DATA TO PROCESS →
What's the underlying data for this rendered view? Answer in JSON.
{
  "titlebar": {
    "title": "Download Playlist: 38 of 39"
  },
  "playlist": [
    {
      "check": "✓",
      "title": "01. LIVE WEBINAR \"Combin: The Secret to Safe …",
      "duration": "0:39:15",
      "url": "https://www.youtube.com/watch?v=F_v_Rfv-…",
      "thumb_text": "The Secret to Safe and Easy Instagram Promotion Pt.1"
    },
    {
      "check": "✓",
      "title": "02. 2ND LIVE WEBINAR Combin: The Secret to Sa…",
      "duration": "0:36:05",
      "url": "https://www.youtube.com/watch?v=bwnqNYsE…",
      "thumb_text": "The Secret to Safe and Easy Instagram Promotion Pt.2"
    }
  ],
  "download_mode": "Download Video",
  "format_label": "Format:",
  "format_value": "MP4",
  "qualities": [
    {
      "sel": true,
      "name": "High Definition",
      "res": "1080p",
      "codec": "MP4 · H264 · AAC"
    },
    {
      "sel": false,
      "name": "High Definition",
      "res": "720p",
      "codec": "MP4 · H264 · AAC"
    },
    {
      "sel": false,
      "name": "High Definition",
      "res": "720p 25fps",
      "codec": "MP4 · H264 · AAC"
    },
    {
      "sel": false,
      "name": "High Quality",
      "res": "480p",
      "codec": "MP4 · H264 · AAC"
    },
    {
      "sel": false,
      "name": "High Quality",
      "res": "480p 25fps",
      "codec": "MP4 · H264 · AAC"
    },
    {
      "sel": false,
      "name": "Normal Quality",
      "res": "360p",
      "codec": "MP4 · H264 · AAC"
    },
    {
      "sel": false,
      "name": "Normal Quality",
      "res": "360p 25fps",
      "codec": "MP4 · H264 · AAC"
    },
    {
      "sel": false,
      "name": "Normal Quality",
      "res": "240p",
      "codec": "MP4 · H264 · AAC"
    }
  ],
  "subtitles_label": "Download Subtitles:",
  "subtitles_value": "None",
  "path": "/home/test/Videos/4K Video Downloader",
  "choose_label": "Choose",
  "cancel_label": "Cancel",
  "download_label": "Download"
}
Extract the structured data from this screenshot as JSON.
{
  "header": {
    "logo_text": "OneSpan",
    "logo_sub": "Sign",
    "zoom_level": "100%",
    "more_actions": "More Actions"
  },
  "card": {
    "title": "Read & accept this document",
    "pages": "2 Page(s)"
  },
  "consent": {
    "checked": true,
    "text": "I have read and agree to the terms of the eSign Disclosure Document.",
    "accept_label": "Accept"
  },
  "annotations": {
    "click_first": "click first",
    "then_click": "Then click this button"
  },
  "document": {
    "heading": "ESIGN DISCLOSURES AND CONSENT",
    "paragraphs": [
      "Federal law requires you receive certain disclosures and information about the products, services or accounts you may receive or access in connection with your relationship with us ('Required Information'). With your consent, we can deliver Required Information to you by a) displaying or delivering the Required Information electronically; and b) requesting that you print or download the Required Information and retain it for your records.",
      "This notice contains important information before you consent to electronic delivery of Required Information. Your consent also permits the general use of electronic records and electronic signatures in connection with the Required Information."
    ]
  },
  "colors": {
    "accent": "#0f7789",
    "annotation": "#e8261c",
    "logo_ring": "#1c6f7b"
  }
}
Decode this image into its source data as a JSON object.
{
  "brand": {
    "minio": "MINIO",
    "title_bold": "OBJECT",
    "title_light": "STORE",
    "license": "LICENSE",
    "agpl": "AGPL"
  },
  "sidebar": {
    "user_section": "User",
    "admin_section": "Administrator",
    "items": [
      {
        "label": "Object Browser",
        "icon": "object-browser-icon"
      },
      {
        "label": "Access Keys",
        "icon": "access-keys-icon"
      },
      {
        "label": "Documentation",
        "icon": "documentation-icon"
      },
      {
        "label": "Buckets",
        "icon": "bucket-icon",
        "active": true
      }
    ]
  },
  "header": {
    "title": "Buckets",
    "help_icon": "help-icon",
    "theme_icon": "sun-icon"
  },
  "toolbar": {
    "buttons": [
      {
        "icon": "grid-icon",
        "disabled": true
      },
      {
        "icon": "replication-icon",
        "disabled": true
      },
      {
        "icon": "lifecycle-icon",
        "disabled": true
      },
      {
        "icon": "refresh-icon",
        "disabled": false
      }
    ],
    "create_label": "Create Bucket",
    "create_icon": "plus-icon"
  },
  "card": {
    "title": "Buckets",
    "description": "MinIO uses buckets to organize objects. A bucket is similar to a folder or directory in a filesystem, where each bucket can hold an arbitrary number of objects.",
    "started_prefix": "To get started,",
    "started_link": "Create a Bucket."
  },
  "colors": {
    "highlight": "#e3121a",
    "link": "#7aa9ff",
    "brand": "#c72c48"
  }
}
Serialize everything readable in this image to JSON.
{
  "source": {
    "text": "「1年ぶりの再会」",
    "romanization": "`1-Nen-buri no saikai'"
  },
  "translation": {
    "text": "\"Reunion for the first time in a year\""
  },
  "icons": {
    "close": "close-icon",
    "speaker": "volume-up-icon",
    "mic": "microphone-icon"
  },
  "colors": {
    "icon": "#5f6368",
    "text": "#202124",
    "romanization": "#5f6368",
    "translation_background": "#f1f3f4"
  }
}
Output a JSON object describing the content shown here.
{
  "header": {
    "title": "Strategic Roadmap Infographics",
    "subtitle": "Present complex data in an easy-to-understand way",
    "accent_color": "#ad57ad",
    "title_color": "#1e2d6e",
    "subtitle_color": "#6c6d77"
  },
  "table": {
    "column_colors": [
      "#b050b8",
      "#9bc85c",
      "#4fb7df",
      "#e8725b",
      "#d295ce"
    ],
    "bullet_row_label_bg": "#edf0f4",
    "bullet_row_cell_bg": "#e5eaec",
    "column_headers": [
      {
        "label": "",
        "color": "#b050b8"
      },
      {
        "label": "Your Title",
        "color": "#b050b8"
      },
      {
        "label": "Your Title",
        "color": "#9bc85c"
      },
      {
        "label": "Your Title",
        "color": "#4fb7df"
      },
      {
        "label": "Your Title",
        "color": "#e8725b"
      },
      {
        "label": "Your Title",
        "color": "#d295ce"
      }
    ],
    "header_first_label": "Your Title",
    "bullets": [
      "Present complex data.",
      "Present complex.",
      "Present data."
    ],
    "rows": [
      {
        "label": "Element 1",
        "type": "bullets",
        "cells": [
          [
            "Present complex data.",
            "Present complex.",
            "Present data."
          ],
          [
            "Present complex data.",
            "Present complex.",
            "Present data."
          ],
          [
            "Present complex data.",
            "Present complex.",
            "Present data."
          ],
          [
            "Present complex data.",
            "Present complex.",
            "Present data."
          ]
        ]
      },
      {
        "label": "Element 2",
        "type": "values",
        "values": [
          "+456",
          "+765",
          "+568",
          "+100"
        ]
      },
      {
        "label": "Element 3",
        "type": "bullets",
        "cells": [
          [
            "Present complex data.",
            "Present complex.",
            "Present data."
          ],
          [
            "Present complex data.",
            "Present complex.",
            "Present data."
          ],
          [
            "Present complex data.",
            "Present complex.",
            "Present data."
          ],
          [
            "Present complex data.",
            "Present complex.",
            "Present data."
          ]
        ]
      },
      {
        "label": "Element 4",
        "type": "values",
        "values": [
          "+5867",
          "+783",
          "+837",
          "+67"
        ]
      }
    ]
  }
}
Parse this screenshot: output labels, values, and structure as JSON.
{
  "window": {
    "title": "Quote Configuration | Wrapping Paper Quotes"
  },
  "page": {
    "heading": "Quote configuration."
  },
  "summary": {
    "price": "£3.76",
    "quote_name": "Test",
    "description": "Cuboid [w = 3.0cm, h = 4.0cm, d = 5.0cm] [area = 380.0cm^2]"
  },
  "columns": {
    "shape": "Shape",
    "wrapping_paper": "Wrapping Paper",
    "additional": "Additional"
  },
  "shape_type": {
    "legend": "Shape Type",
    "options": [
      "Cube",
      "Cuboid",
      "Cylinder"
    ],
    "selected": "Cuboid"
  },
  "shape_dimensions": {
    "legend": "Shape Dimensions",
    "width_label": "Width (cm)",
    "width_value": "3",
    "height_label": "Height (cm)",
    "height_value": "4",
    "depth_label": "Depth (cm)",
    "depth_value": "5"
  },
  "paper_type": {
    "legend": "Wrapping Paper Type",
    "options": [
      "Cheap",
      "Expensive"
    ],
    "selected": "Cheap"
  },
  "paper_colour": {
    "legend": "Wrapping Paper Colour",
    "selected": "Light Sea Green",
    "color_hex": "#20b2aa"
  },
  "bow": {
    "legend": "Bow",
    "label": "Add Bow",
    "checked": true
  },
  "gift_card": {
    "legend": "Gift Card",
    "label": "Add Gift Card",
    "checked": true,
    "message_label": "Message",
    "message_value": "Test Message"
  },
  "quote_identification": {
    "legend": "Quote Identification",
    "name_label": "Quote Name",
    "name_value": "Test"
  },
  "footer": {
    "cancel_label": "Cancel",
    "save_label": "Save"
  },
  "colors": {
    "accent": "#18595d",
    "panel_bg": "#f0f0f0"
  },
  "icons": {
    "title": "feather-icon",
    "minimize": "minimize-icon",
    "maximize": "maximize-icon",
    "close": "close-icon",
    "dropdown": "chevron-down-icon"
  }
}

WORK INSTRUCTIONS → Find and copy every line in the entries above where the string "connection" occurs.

RESPONSE →
      "Federal law requires you receive certain disclosures and information about the products, services or accounts you may receive or access in connection with your relationship with us ('Required Information'). With your consent, we can deliver Required Information to you by a) displaying or delivering the Required Information electronically; and b) requesting that you print or download the Required Information and retain it for your records.",
      "This notice contains important information before you consent to electronic delivery of Required Information. Your consent also permits the general use of electronic records and electronic signatures in connection with the Required Information."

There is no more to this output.